Prices may increase to between $270 and $300 a metric ton, analysts from Macquarie Group Ltd., Morgan Stanley and Daiwa Capital Markets said. Mills agreed to pay $225 a ton for the three months starting Jan. 1, Bank of America Merrill Lynch analysts said last month.
“Queensland accounts for the majority of the premium hard coking coal supply on a global seaborne basis,” Alex Tonks, a commodity strategist at Bank of America Merrill Lynch in Sydney, said by telephone. “A lot of operations have been impacted. It certainly looks pretty bad at this stage.”
Rain in the Australian state has inundated an area the size of France and Germany, prompting BHP Billiton Ltd. and Rio Tinto Group to declare force majeure, a legal clause that allows mines to miss deliveries. About 37 percent of the world’s traded coking coal is affected, according to Macquarie. Queensland floods in 2008 left steel producers, including Japan’s Nippon Steel Corp. and JFE Holdings Inc., with a threefold increase in annual contract prices to about $300 a ton.
Australian free-on-board prices may climb to $270 a ton for three-month contracts starting April 1 as the floods threaten to take as much as 10 million tons of metallurgical coal out of the market, said Colin Hamilton, a London-based Macquarie analyst.
$300 A TON
Morgan Stanley said coking coal prices may surge to $292.50, and Daiwa Capital analyst David Brennan said they may jump to $300.
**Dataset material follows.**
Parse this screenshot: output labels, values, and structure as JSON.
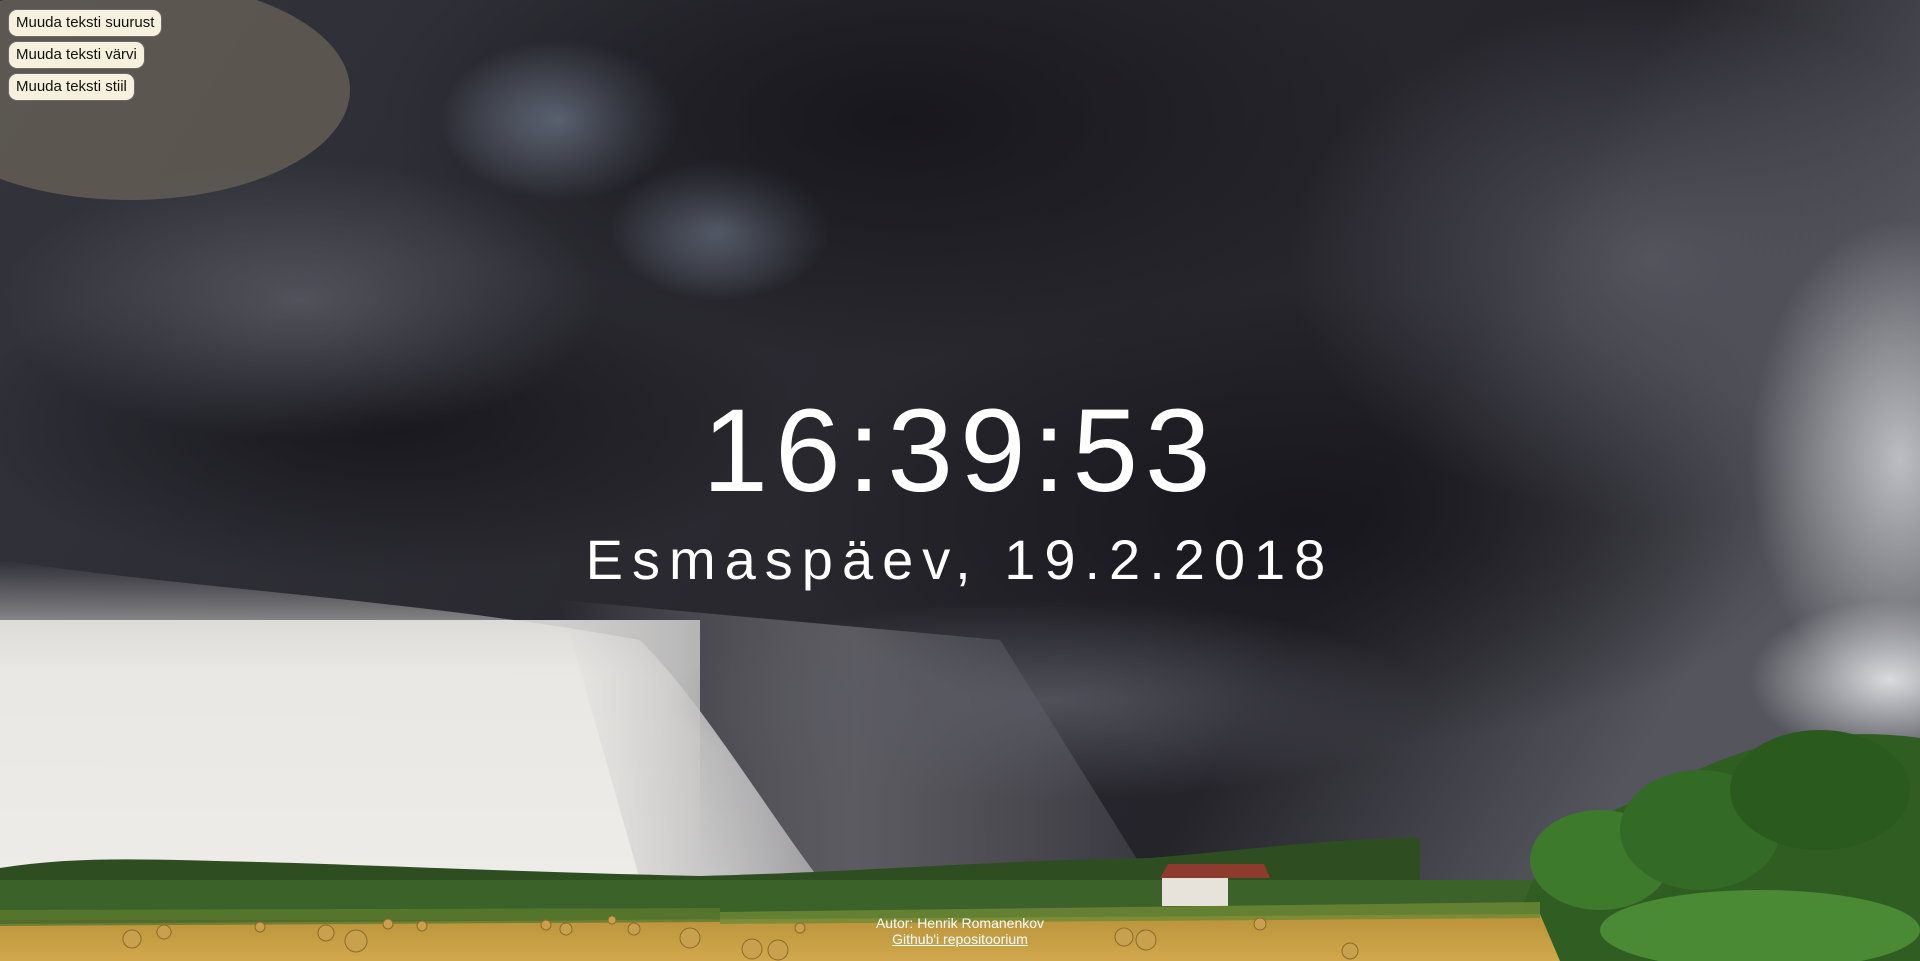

Free on board is a term indicating that delivery at the seller’s expense is included in the invoice price.